Chester Zoo has revealed that the latest addition to its Sumatran orangutan family has been named Kesuma, which means ‘flower’ in Indonesia.
The name was chosen by the zoo’s team of primate keepers soon after they were able to confirm the infant’s gender.
Kesuma was born to mum Emma in December in what was a major success story for the zoo’s acclaimed international breeding programme for the highly threatened species.
Sumatran orangutans are listed as critically endangered by the International Union for the Conservation of Nature (IUCN) with recent estimates suggesting just 6,500 remain in the wild.
Tim Rowlands, Curator of Mammals at the zoo, said: “Emma’s baby girl Kesuma is her fifth youngster and she’s such a good mum.
“She’s incredibly attentive and it’s wonderful to see her and her latest arrival forging close bonds.
“She’s an incredibly important arrival for the conservation breeding programme and can hopefully throw a spotlight on the huge pressures that her cousins are facing in the wild.”
The Sumatran orangutan is one of the world’s most endangered great apes.
It is among the many species being pushed to the brink of extinction in South East Asia by hunting, forest clearance and the planting of oil palm plantations, which are destroying vast areas of rainforest.

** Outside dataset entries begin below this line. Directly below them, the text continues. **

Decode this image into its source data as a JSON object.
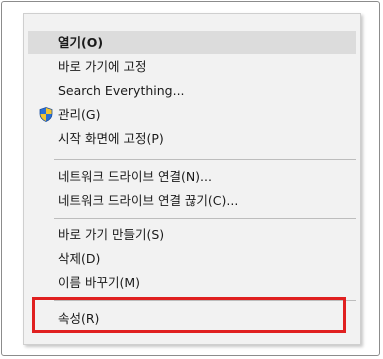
{
  "context_menu": {
    "items": [
      {
        "label": "열기(O)"
      },
      {
        "label": "바로 가기에 고정"
      },
      {
        "label": "Search Everything..."
      },
      {
        "label": "관리(G)",
        "icon": "uac-shield-icon"
      },
      {
        "label": "시작 화면에 고정(P)"
      },
      {
        "label": "네트워크 드라이브 연결(N)..."
      },
      {
        "label": "네트워크 드라이브 연결 끊기(C)..."
      },
      {
        "label": "바로 가기 만들기(S)"
      },
      {
        "label": "삭제(D)"
      },
      {
        "label": "이름 바꾸기(M)"
      },
      {
        "label": "속성(R)"
      }
    ]
  },
  "colors": {
    "menu_background": "#f2f2f2",
    "highlight": "#dcdcdc",
    "callout_border": "#e02020",
    "shield_blue": "#2a6fd6",
    "shield_yellow": "#f4c531"
  }
}
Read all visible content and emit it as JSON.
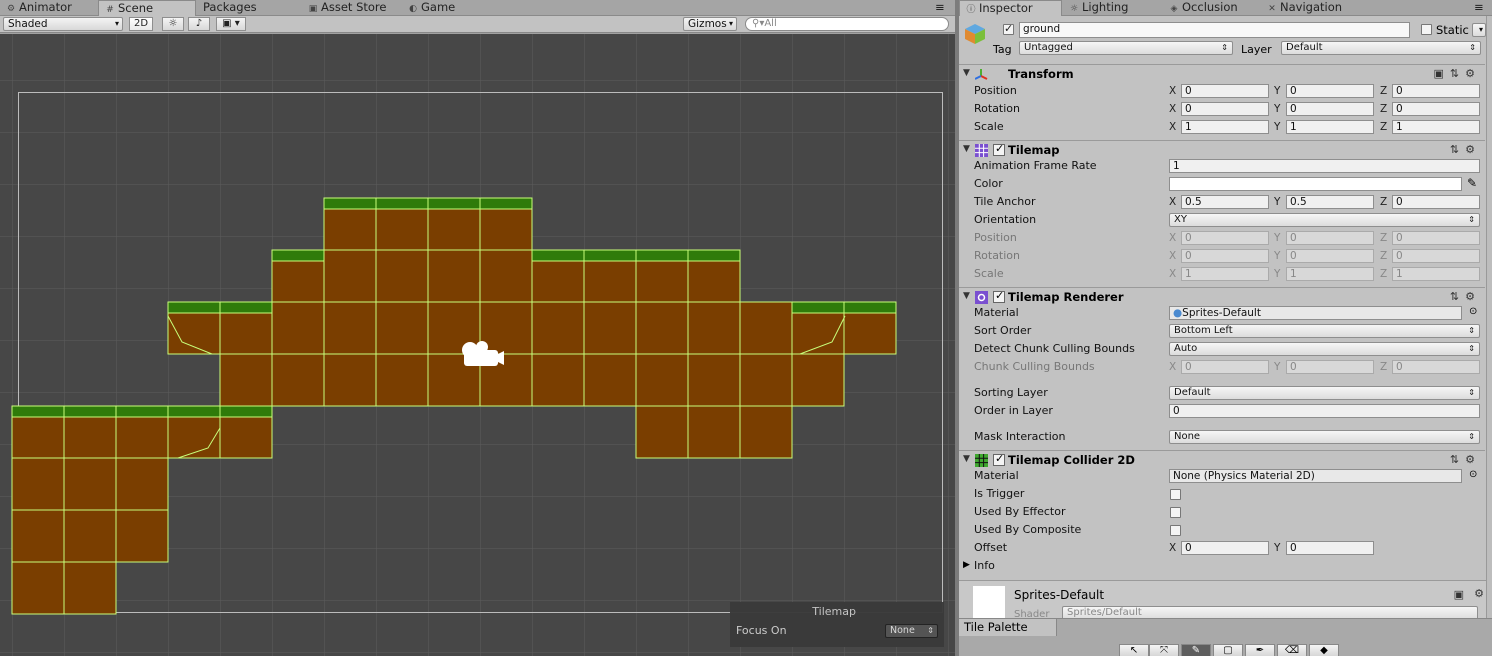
{
  "tabs": [
    {
      "icon": "animator-icon",
      "label": "Animator"
    },
    {
      "icon": "scene-icon",
      "label": "Scene"
    },
    {
      "icon": "",
      "label": "Packages"
    },
    {
      "icon": "asset-store-icon",
      "label": "Asset Store"
    },
    {
      "icon": "game-icon",
      "label": "Game"
    }
  ],
  "scene_toolbar": {
    "draw_mode": "Shaded",
    "mode_2d": "2D",
    "gizmos": "Gizmos",
    "search_placeholder": "All"
  },
  "tilemap_tiles": {
    "rows": [
      {
        "grass": false,
        "cols": []
      }
    ],
    "grid": [
      [
        6,
        7,
        8,
        9
      ],
      [
        5,
        6,
        7,
        8,
        9,
        10,
        11,
        12,
        13
      ],
      [
        3,
        4,
        5,
        6,
        7,
        8,
        9,
        10,
        11,
        12,
        13,
        14,
        15,
        16
      ],
      [
        4,
        5,
        6,
        7,
        8,
        9,
        10,
        11,
        12,
        13,
        14,
        15
      ],
      [
        0,
        1,
        2,
        3,
        4,
        12,
        13,
        14
      ],
      [
        0,
        1,
        2
      ],
      [
        0,
        1,
        2
      ],
      [
        0,
        1
      ]
    ],
    "grass_rows": {
      "0": [
        6,
        7,
        8,
        9
      ],
      "1": [
        5,
        10,
        11,
        12,
        13
      ],
      "2": [
        3,
        4,
        15,
        16
      ],
      "4": [
        0,
        1,
        2,
        3,
        4
      ]
    }
  },
  "focus_panel": {
    "title": "Tilemap",
    "label": "Focus On",
    "value": "None"
  },
  "inspector_tabs": [
    {
      "icon": "info-icon",
      "label": "Inspector"
    },
    {
      "icon": "lighting-icon",
      "label": "Lighting"
    },
    {
      "icon": "occlusion-icon",
      "label": "Occlusion"
    },
    {
      "icon": "navigation-icon",
      "label": "Navigation"
    }
  ],
  "object": {
    "name": "ground",
    "static_label": "Static",
    "tag_label": "Tag",
    "tag": "Untagged",
    "layer_label": "Layer",
    "layer": "Default"
  },
  "transform": {
    "name": "Transform",
    "position": {
      "label": "Position",
      "x": "0",
      "y": "0",
      "z": "0"
    },
    "rotation": {
      "label": "Rotation",
      "x": "0",
      "y": "0",
      "z": "0"
    },
    "scale": {
      "label": "Scale",
      "x": "1",
      "y": "1",
      "z": "1"
    }
  },
  "tilemap": {
    "name": "Tilemap",
    "frame_rate_label": "Animation Frame Rate",
    "frame_rate": "1",
    "color_label": "Color",
    "anchor_label": "Tile Anchor",
    "anchor": {
      "x": "0.5",
      "y": "0.5",
      "z": "0"
    },
    "orientation_label": "Orientation",
    "orientation": "XY",
    "position": {
      "label": "Position",
      "x": "0",
      "y": "0",
      "z": "0"
    },
    "rotation": {
      "label": "Rotation",
      "x": "0",
      "y": "0",
      "z": "0"
    },
    "scale": {
      "label": "Scale",
      "x": "1",
      "y": "1",
      "z": "1"
    }
  },
  "renderer": {
    "name": "Tilemap Renderer",
    "material_label": "Material",
    "material": "Sprites-Default",
    "sort_order_label": "Sort Order",
    "sort_order": "Bottom Left",
    "detect_label": "Detect Chunk Culling Bounds",
    "detect": "Auto",
    "bounds_label": "Chunk Culling Bounds",
    "bounds": {
      "x": "0",
      "y": "0",
      "z": "0"
    },
    "sorting_layer_label": "Sorting Layer",
    "sorting_layer": "Default",
    "order_label": "Order in Layer",
    "order": "0",
    "mask_label": "Mask Interaction",
    "mask": "None"
  },
  "collider": {
    "name": "Tilemap Collider 2D",
    "material_label": "Material",
    "material": "None (Physics Material 2D)",
    "trigger_label": "Is Trigger",
    "effector_label": "Used By Effector",
    "composite_label": "Used By Composite",
    "offset_label": "Offset",
    "offset": {
      "x": "0",
      "y": "0"
    },
    "info_label": "Info"
  },
  "material_preview": {
    "name": "Sprites-Default",
    "shader_label": "Shader",
    "shader": "Sprites/Default"
  },
  "tile_palette": {
    "tab": "Tile Palette"
  },
  "axis": {
    "x": "X",
    "y": "Y",
    "z": "Z"
  },
  "colors": {
    "dirt": "#7a3e00",
    "grass": "#2f7b0a",
    "outline": "#c8ff7a",
    "scene_bg": "#474747"
  }
}
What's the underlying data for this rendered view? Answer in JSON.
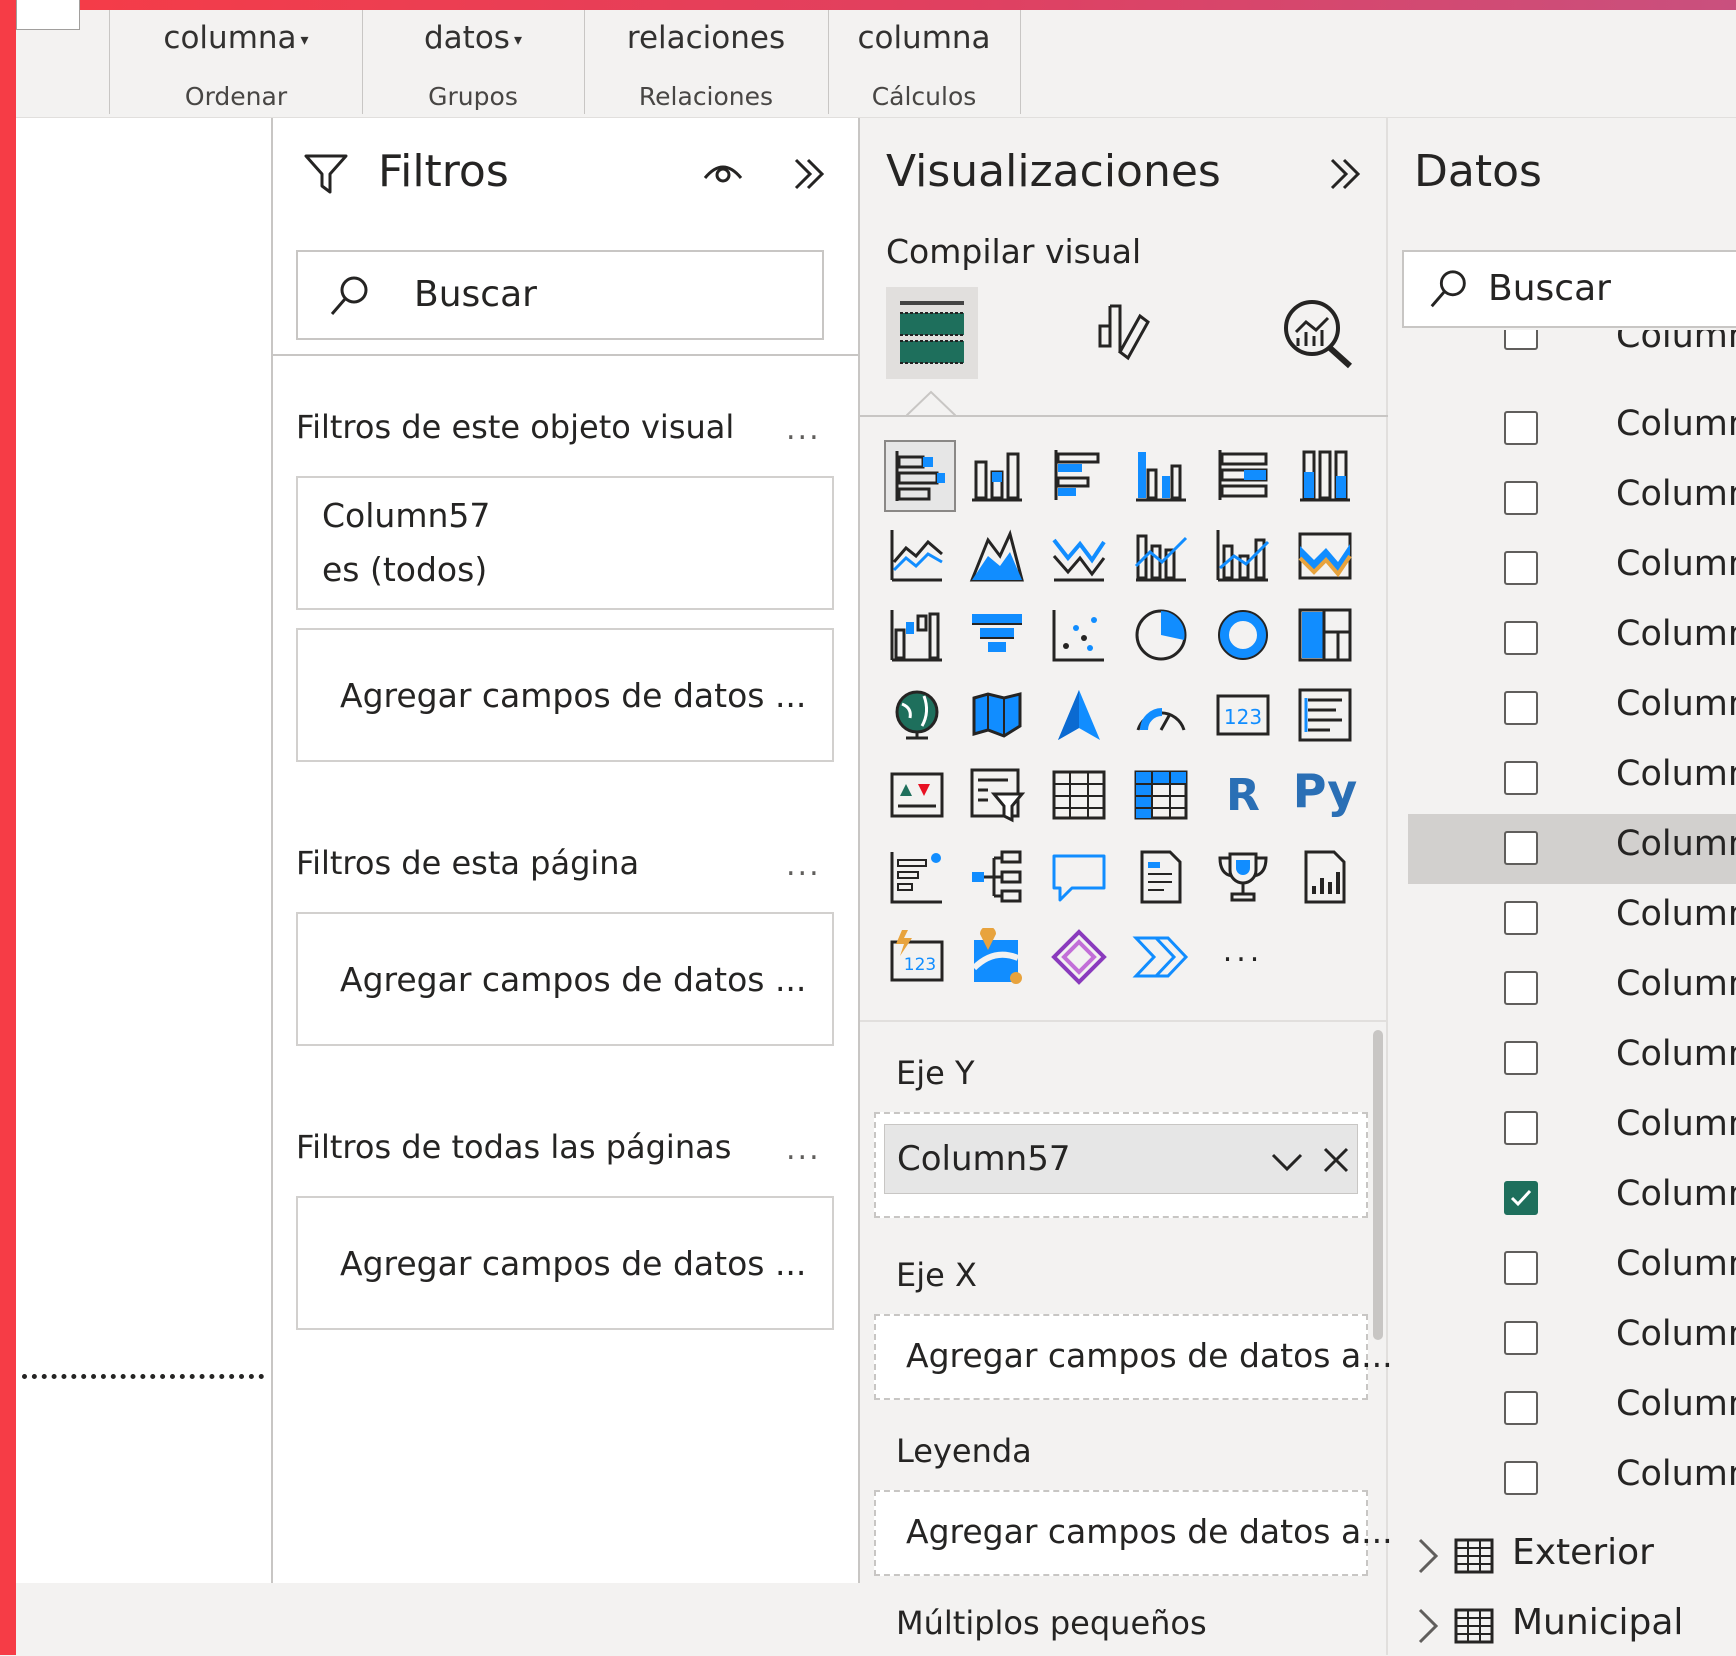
{
  "ribbon": {
    "groups": [
      {
        "command": "columna",
        "has_dropdown": true,
        "label": "Ordenar"
      },
      {
        "command": "datos",
        "has_dropdown": true,
        "label": "Grupos"
      },
      {
        "command": "relaciones",
        "has_dropdown": false,
        "label": "Relaciones"
      },
      {
        "command": "columna",
        "has_dropdown": false,
        "label": "Cálculos"
      }
    ]
  },
  "filters": {
    "title": "Filtros",
    "search_placeholder": "Buscar",
    "visual_section": "Filtros de este objeto visual",
    "page_section": "Filtros de esta página",
    "all_pages_section": "Filtros de todas las páginas",
    "more": "...",
    "applied_field": "Column57",
    "applied_condition": "es (todos)",
    "add_fields": "Agregar campos de datos ..."
  },
  "visualizations": {
    "title": "Visualizaciones",
    "build_visual": "Compilar visual",
    "more_visuals": "...",
    "r_label": "R",
    "py_label": "Py",
    "y_axis": "Eje Y",
    "y_axis_field": "Column57",
    "x_axis": "Eje X",
    "legend": "Leyenda",
    "small_multiples": "Múltiplos pequeños",
    "add_fields": "Agregar campos de datos a..."
  },
  "datos": {
    "title": "Datos",
    "search_placeholder": "Buscar",
    "column_label": "Column",
    "rows": [
      {
        "label": "Column",
        "checked": false,
        "highlighted": false
      },
      {
        "label": "Column",
        "checked": false,
        "highlighted": false
      },
      {
        "label": "Column",
        "checked": false,
        "highlighted": false
      },
      {
        "label": "Column",
        "checked": false,
        "highlighted": false
      },
      {
        "label": "Column",
        "checked": false,
        "highlighted": false
      },
      {
        "label": "Column",
        "checked": false,
        "highlighted": false
      },
      {
        "label": "Column",
        "checked": false,
        "highlighted": false
      },
      {
        "label": "Column",
        "checked": false,
        "highlighted": true
      },
      {
        "label": "Column",
        "checked": false,
        "highlighted": false
      },
      {
        "label": "Column",
        "checked": false,
        "highlighted": false
      },
      {
        "label": "Column",
        "checked": false,
        "highlighted": false
      },
      {
        "label": "Column",
        "checked": false,
        "highlighted": false
      },
      {
        "label": "Column",
        "checked": true,
        "highlighted": false
      },
      {
        "label": "Column",
        "checked": false,
        "highlighted": false
      },
      {
        "label": "Column",
        "checked": false,
        "highlighted": false
      },
      {
        "label": "Column",
        "checked": false,
        "highlighted": false
      },
      {
        "label": "Column",
        "checked": false,
        "highlighted": false
      }
    ],
    "tables": [
      "Exterior",
      "Municipal"
    ]
  },
  "colors": {
    "accent_red": "#f63c46",
    "check_green": "#1e6f5c",
    "icon_blue": "#118dff"
  }
}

There is intense demand for the oil, which features in all sorts of every day products in the UK from food to cleaning materials and cosmetics.
Chester Zoo is currently leading a major new campaign to make Chester the world’s first ‘Sustainable Palm Oil City.’
Chester Zoo conservationists are working with restaurants, cafes, hotels, fast food outlets, schools and workplaces in the city to introduce sustainable palm oil policies into their supply chain.
The campaign is striving to increase the use of palm oil that is produced sustainably which will ultimately help to protect the rainforests of South East Asia.
Chester Zoo is currently the only zoo in mainland Britain which cares for Sumatran orangutans.